> **Task description**
Within the records below, filter for lines carrying the word "icon" and copy them.

> **Data for this exercise**
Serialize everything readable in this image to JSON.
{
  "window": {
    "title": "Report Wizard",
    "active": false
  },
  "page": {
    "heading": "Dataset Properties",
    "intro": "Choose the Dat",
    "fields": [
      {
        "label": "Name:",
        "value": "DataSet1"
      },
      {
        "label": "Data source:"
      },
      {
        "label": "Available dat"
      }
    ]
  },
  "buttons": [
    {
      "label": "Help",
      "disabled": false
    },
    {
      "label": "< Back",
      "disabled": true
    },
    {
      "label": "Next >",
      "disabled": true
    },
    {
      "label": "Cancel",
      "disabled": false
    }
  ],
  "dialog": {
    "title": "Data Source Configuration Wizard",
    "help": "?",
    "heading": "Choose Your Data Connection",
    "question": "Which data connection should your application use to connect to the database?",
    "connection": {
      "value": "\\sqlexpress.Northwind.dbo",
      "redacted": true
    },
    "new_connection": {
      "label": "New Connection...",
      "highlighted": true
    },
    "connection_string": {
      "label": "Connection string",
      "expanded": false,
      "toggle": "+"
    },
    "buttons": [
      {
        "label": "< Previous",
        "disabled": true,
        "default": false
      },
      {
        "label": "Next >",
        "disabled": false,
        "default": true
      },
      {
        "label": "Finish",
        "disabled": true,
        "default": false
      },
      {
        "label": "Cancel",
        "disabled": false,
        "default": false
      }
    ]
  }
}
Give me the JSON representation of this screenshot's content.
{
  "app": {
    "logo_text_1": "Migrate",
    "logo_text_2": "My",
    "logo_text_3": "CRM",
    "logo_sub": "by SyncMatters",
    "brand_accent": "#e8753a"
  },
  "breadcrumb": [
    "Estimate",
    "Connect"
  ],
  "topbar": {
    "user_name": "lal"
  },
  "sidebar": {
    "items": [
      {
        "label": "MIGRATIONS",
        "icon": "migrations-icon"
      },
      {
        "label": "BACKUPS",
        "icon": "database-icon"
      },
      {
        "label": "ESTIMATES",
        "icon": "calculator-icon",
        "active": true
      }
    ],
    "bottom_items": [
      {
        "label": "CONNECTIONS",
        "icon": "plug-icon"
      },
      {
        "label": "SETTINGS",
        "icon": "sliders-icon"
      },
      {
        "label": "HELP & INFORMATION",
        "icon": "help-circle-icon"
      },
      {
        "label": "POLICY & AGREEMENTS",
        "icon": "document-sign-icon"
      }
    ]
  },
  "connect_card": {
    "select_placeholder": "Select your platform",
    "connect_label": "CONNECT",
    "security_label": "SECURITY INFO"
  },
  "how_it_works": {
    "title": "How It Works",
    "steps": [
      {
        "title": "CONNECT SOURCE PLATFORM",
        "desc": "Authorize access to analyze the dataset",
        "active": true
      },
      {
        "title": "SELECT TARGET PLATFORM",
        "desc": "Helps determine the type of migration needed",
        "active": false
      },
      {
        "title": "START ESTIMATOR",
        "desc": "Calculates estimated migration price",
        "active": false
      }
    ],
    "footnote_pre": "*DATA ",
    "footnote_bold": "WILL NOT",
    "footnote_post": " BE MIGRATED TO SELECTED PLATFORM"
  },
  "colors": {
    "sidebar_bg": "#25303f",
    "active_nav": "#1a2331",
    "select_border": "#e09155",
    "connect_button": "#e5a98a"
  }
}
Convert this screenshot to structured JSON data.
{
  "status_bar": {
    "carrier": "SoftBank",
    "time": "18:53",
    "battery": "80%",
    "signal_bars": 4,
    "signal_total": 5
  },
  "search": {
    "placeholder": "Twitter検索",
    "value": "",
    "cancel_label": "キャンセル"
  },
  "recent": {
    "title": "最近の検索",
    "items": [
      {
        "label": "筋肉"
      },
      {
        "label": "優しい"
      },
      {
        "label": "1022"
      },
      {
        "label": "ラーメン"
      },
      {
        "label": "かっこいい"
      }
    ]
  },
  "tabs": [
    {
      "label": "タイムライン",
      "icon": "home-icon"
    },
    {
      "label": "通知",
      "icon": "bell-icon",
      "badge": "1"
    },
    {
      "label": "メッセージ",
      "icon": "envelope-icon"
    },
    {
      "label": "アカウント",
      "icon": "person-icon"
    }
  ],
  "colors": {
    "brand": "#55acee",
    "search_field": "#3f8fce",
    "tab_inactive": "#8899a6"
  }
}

> **Written solution**
        "icon": "migrations-icon"
        "icon": "database-icon"
        "icon": "calculator-icon",
        "icon": "plug-icon"
        "icon": "sliders-icon"
        "icon": "help-circle-icon"
        "icon": "document-sign-icon"
      "icon": "home-icon"
      "icon": "bell-icon",
      "icon": "envelope-icon"
      "icon": "person-icon"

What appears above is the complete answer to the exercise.